If you don’t know what to do, turn to page 111. In proper SAT form, you calculate that if you move at a constant pace, it will take you seven point eight hours to walk home. Suddenly, as the smell of sulfur rises in your nostrils, you remember: You are allergic to heirloom cabbage beets!! You try very hard not to think about this. You close your eyes. A voice gently speaks: “Some of the girls on the playground are good, and some are evil. Anaphylactic shock and DEATH ensues. THE END. Your body is slow, molasses, holding the baby. Above the dais, in the white wall, is a plain wooden door. In equal measure, you long for it. You are wearing an outfit that cost one half of one quarter of one opera ticket. Full of sonar-confused whales. You think about nice hotel rooms with ocean views and free chocolates, about bone marrow, about the necklace in the artists’ shop up the road that the Dane did not buy you. He invites you to see an opera with him.
If you don’t know what to do, turn to page 111. You and Torben, the It-couple of Copenhagen!! Your art teacher tells you that it is a nice concept, but that teenagers shouldn’t make art about memory and time. It takes work.”
Every bone in your body wants to strip naked and run across the lawn. You look at Max. “Thirty thousand dollars is perhaps too expensive,” he says. Then, in the muscles of his jaw, you see the twitch of a smile. Nonetheless, she agrees to drive you home. CHOOSE FROM 47 ENDINGS!! If you ask this man for three dollars to pay for your fare home, while agreeing, in exchange, to give him your phone number, turn to page 29. In her absence, the room smells vaguely of sulfur. He looks sheepish and alone. You are married. You stain your culottes, which you continue to wear, because you like them, dammit. 2029. “No? You know this smell primarily, or only, from your father. At the Zen Center for Meditation and Openness, you sit down to a vegan lunch of locally grown kale and heirloom cabbage beet stew. This book is different from other books. one day, you open your locker to find a decapitated Cabbage Patch doll smeared with ketchup. The tire swing, on its three chains, rotates. Panicking, you call out for your husband. She likes art. “Endings give context, they provide closure.” He shrugs, and blood trickles from his shoulder. Before food, drink, chairs.” You and your boyfriend both make disgusted sounds. You can smell your teacher’s sweat, which smells, for lack of a better word, grown-up. Which group will you choose to hang out with?”

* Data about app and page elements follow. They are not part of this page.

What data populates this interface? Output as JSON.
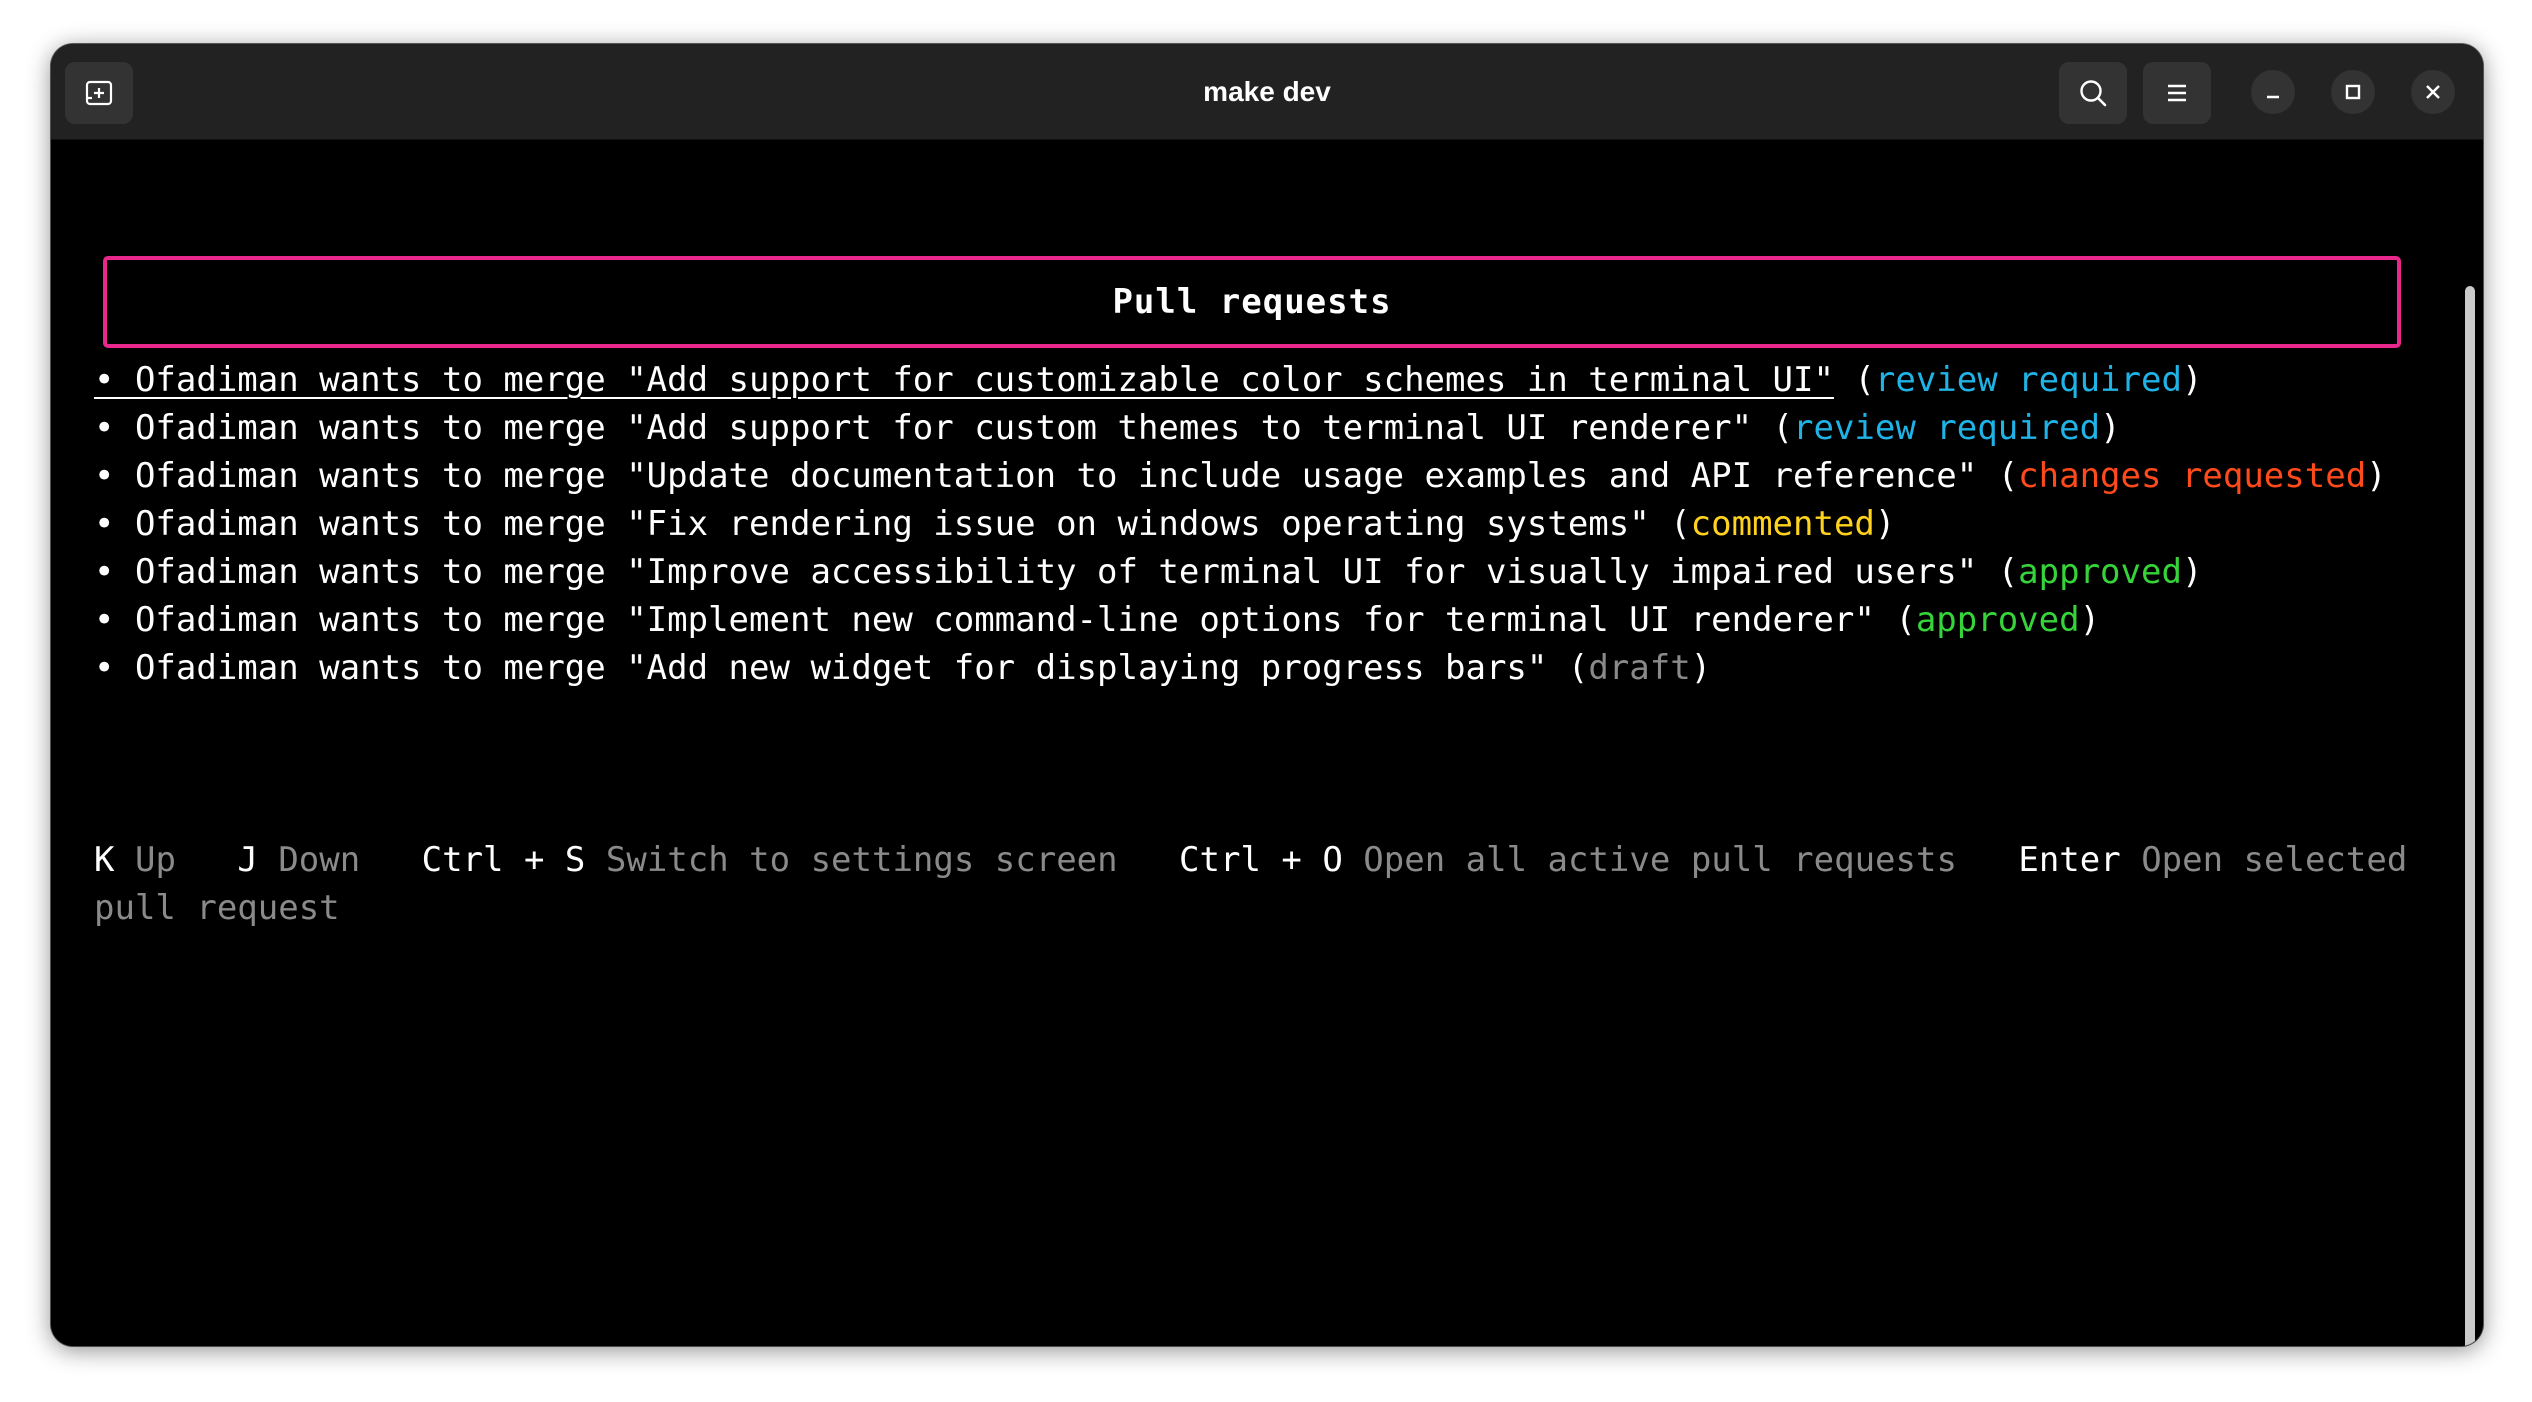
{
  "window": {
    "title": "make dev"
  },
  "colors": {
    "review required": "#1fb3e6",
    "changes requested": "#ff4a1c",
    "commented": "#ffd21f",
    "approved": "#36d43a",
    "draft": "#8a8a8a",
    "border": "#e9278c"
  },
  "header": {
    "title": "Pull requests"
  },
  "pull_requests": [
    {
      "text": "• Ofadiman wants to merge \"Add support for customizable color schemes in terminal UI\"",
      "status": "review required",
      "selected": true
    },
    {
      "text": "• Ofadiman wants to merge \"Add support for custom themes to terminal UI renderer\"",
      "status": "review required",
      "selected": false
    },
    {
      "text": "• Ofadiman wants to merge \"Update documentation to include usage examples and API reference\"",
      "status": "changes requested",
      "selected": false
    },
    {
      "text": "• Ofadiman wants to merge \"Fix rendering issue on windows operating systems\"",
      "status": "commented",
      "selected": false
    },
    {
      "text": "• Ofadiman wants to merge \"Improve accessibility of terminal UI for visually impaired users\"",
      "status": "approved",
      "selected": false
    },
    {
      "text": "• Ofadiman wants to merge \"Implement new command-line options for terminal UI renderer\"",
      "status": "approved",
      "selected": false
    },
    {
      "text": "• Ofadiman wants to merge \"Add new widget for displaying progress bars\"",
      "status": "draft",
      "selected": false
    }
  ],
  "shortcuts": [
    {
      "key": "K",
      "desc": "Up"
    },
    {
      "key": "J",
      "desc": "Down"
    },
    {
      "key": "Ctrl + S",
      "desc": "Switch to settings screen"
    },
    {
      "key": "Ctrl + O",
      "desc": "Open all active pull requests"
    },
    {
      "key": "Enter",
      "desc": "Open selected pull request"
    }
  ],
  "icons": {
    "new_tab": "new-tab-icon",
    "search": "search-icon",
    "menu": "hamburger-menu-icon",
    "minimize": "minimize-icon",
    "maximize": "maximize-icon",
    "close": "close-icon"
  }
}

A girl wearing red Guess jeans with a zipper at the ankles moves her lips at you. Your five-year-old daughter, wearing a pirate costume, runs onto the lawn and crashes the bridal party photograph. “Because behind that door lies an empty room surrounded by wolves,” says the saint. Choose Your Own Adventure is a trademarked copyright of Halt MacFillian Youth. For the poison. Beer Camp. “Hi, Mrs. Or maybe it’s not. 1. For a moment, she drops out of sight on the path, down a switchback, and the wind brings you the faint smell of body odor. If you think the girls with lip gloss are the GOOD ones, turn to page 11. You have the strange feeling that once, almost in another life, you were very angry about something, but you can’t quite remember what it was. You try to think of what to say. Your daughter takes your hand and demands that you put down the baby. You want to see the Under the Sea–themed decorations, and you like dancing to Tina Turner. Max thinks prom is stupid, though, so you say nothing. You plant both feet on the black industrial rubber mats. At school, the next week, when he sees you, he stares, takes one step toward you, opens his mouth as if about to say, “Peach…” But then he turns and walks away.

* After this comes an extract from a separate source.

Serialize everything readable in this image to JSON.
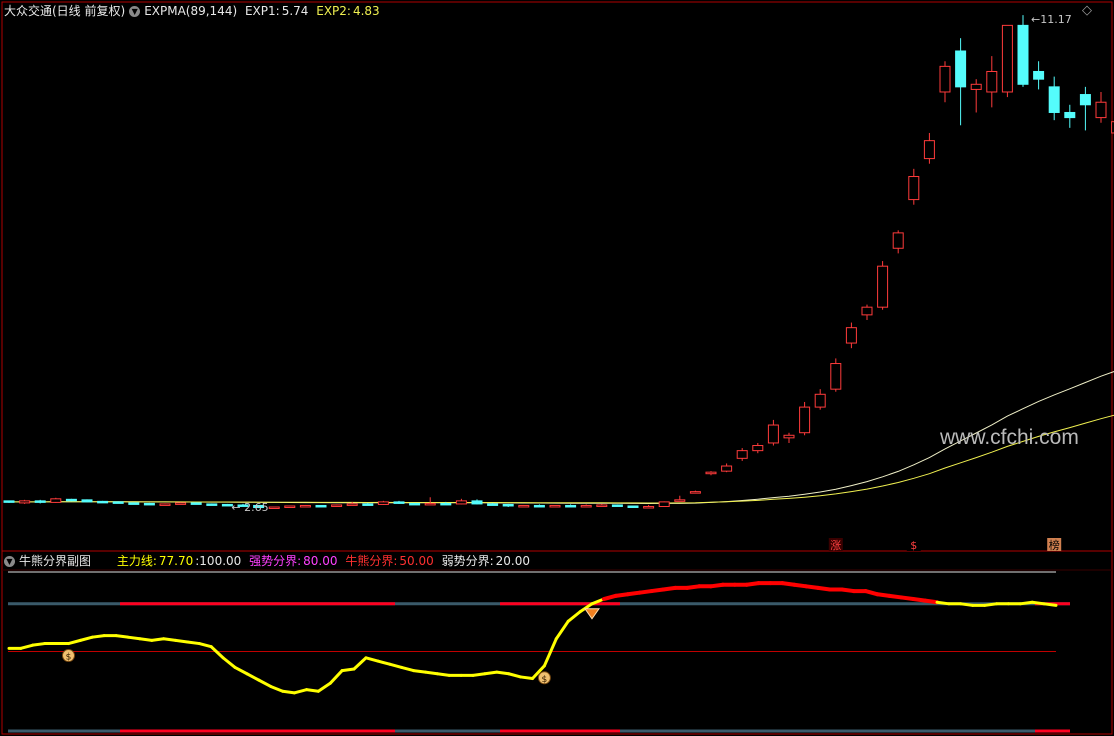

14. Your whole thigh is pressed against his whole thigh.
A broad-shouldered woman with elaborately braided hair appears in a boat. The metal is cool to the touch. It turns out he goes to your high school. A smell of sulfur rises in your nostrils just as: You and your companion are vaporized!!